- _DESCRIPTION OF THE TASK_: When a line of the records contains "this", copy it.

[App and web page records]
[Start of Attachment]

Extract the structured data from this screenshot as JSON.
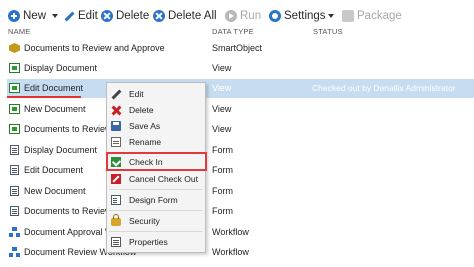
{
  "toolbar": {
    "new_label": "New",
    "edit_label": "Edit",
    "delete_label": "Delete",
    "delete_all_label": "Delete All",
    "run_label": "Run",
    "settings_label": "Settings",
    "package_label": "Package"
  },
  "columns": {
    "name": "NAME",
    "data_type": "DATA TYPE",
    "status": "STATUS"
  },
  "rows": [
    {
      "name": "Documents to Review and Approve",
      "type": "SmartObject",
      "status": "",
      "icon": "smartobject-icon"
    },
    {
      "name": "Display Document",
      "type": "View",
      "status": "",
      "icon": "view-icon"
    },
    {
      "name": "Edit Document",
      "type": "View",
      "status": "Checked out by Denallix Administrator",
      "icon": "view-icon",
      "selected": true
    },
    {
      "name": "New Document",
      "type": "View",
      "status": "",
      "icon": "view-icon"
    },
    {
      "name": "Documents to Review",
      "type": "View",
      "status": "",
      "icon": "view-icon"
    },
    {
      "name": "Display Document",
      "type": "Form",
      "status": "",
      "icon": "form-icon"
    },
    {
      "name": "Edit Document",
      "type": "Form",
      "status": "",
      "icon": "form-icon"
    },
    {
      "name": "New Document",
      "type": "Form",
      "status": "",
      "icon": "form-icon"
    },
    {
      "name": "Documents to Review",
      "type": "Form",
      "status": "",
      "icon": "form-icon"
    },
    {
      "name": "Document Approval W",
      "type": "Workflow",
      "status": "",
      "icon": "workflow-icon"
    },
    {
      "name": "Document Review Workflow",
      "type": "Workflow",
      "status": "",
      "icon": "workflow-icon"
    }
  ],
  "context_menu": {
    "items": [
      {
        "label": "Edit",
        "icon": "edit-icon"
      },
      {
        "label": "Delete",
        "icon": "delete-icon"
      },
      {
        "label": "Save As",
        "icon": "save-icon"
      },
      {
        "label": "Rename",
        "icon": "rename-icon"
      },
      {
        "label": "Check In",
        "icon": "check-in-icon",
        "highlighted": true
      },
      {
        "label": "Cancel Check Out",
        "icon": "cancel-checkout-icon"
      },
      {
        "label": "Design Form",
        "icon": "design-form-icon"
      },
      {
        "label": "Security",
        "icon": "security-icon"
      },
      {
        "label": "Properties",
        "icon": "properties-icon"
      }
    ]
  },
  "colors": {
    "accent": "#2b72c8",
    "selection": "#c6dcf0",
    "highlight_border": "#e03a3a"
  }
}
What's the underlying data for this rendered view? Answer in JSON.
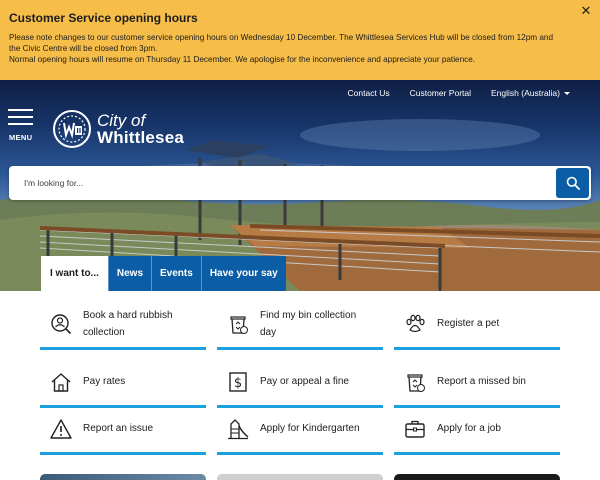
{
  "alert": {
    "title": "Customer Service opening hours",
    "line1": "Please note changes to our customer service opening hours on Wednesday 10 December. The Whittlesea Services Hub will be closed from 12pm and the Civic Centre will be closed from 3pm.",
    "line2": "Normal opening hours will resume on Thursday 11 December. We apologise for the inconvenience and appreciate your patience.",
    "close_glyph": "✕"
  },
  "topnav": {
    "contact": "Contact Us",
    "portal": "Customer Portal",
    "language": "English (Australia)"
  },
  "menu_label": "MENU",
  "logo": {
    "line1": "City of",
    "line2": "Whittlesea"
  },
  "search": {
    "placeholder": "I'm looking for..."
  },
  "tabs": [
    {
      "label": "I want to..."
    },
    {
      "label": "News"
    },
    {
      "label": "Events"
    },
    {
      "label": "Have your say"
    }
  ],
  "quick_links": [
    {
      "label": "Book a hard rubbish collection",
      "icon": "person-search-icon"
    },
    {
      "label": "Find my bin collection day",
      "icon": "recycle-bin-icon"
    },
    {
      "label": "Register a pet",
      "icon": "paw-icon"
    },
    {
      "label": "Pay rates",
      "icon": "house-icon"
    },
    {
      "label": "Pay or appeal a fine",
      "icon": "dollar-icon"
    },
    {
      "label": "Report a missed bin",
      "icon": "recycle-bin-icon"
    },
    {
      "label": "Report an issue",
      "icon": "warning-icon"
    },
    {
      "label": "Apply for Kindergarten",
      "icon": "playground-slide-icon"
    },
    {
      "label": "Apply for a job",
      "icon": "briefcase-icon"
    }
  ],
  "colors": {
    "alert_bg": "#f6bd49",
    "brand_blue": "#0b5ea5",
    "accent_cyan": "#1aa1de"
  }
}
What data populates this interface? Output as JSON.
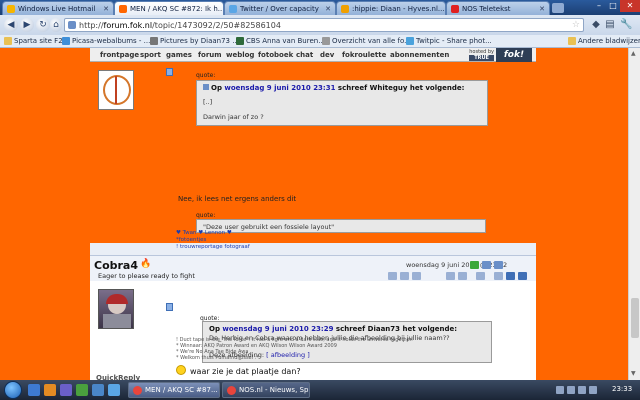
{
  "browser": {
    "tabs": [
      {
        "label": "Windows Live Hotmail",
        "color": "#f7b500"
      },
      {
        "label": "MEN / AKQ SC #872: Ik h...",
        "color": "#ff6600"
      },
      {
        "label": "Twitter / Over capacity",
        "color": "#5aa6e6"
      },
      {
        "label": ":hippie: Diaan - Hyves.nl...",
        "color": "#f0a000"
      },
      {
        "label": "NOS Teletekst",
        "color": "#e02020"
      }
    ],
    "url_prefix": "http://",
    "url_host": "forum.fok.nl",
    "url_path": "/topic/1473092/2/50#82586104",
    "bookmarks": [
      "Sparta site F2",
      "Picasa-webalbums - ...",
      "Pictures by Diaan73 ...",
      "CBS Anna van Buren...",
      "Overzicht van alle fo...",
      "Twitpic - Share phot..."
    ],
    "other_bookmarks": "Andere bladwijzers"
  },
  "site": {
    "nav": [
      "frontpage",
      "sport",
      "games",
      "forum",
      "weblog",
      "fotoboek",
      "chat",
      "dev",
      "fokroulette",
      "abonnementen"
    ],
    "hosted_by": "hosted by",
    "hosted_brand": "TRUE",
    "logo": "fok!"
  },
  "post1": {
    "quote1_label": "quote:",
    "quote1_prefix": "Op",
    "quote1_date": "woensdag 9 juni 2010 23:31",
    "quote1_author_line": "schreef Whiteguy het volgende:",
    "quote1_ellipsis": "[..]",
    "quote1_text": "Darwin jaar of zo ?",
    "body": "Nee, ik lees net ergens anders dit",
    "quote2_label": "quote:",
    "quote2_text": "\"Deze user gebruikt een fossiele layout\"",
    "sig_line1": "♥ Twan ♥ Lennon ♥",
    "sig_line2": "*fotoentjes",
    "sig_line3": "! trouwreportage fotograaf"
  },
  "post2": {
    "username": "Cobra4",
    "tagline": "Eager to please ready to fight",
    "date": "woensdag 9 juni 2010 @ 23:32",
    "quote_label": "quote:",
    "quote_prefix": "Op",
    "quote_date": "woensdag 9 juni 2010 23:29",
    "quote_author_line": "schreef Diaan73 het volgende:",
    "quote_line1": "De_Herbig en Cobra waarom hebben jullie die afbeelding bij jullie naam??",
    "quote_line2_prefix": "Deze afbeelding:",
    "quote_line2_link": "[ afbeelding ]",
    "reply": "waar zie je dat plaatje dan?",
    "sig": [
      "! Duct tape is like \"the force\": It has a light and a dark side, and it holds the universe together.",
      "* Winnaar: AKQ Patron Award en AKQ Wilson Wilson Award 2009",
      "* We're No Ana Tae Bide Awa",
      "* Welkom thuis Pumamdijpssel :*"
    ]
  },
  "quickreply": "QuickReply",
  "taskbar": {
    "buttons": [
      "MEN / AKQ SC #87...",
      "NOS.nl - Nieuws, Sp..."
    ],
    "clock": "23:33"
  }
}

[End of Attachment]

- _EXERCISE RESPONSE_:
Extract the structured data from this screenshot as JSON.
What's the underlying data for this rendered view? Answer in JSON.
What data populates this interface? Output as JSON.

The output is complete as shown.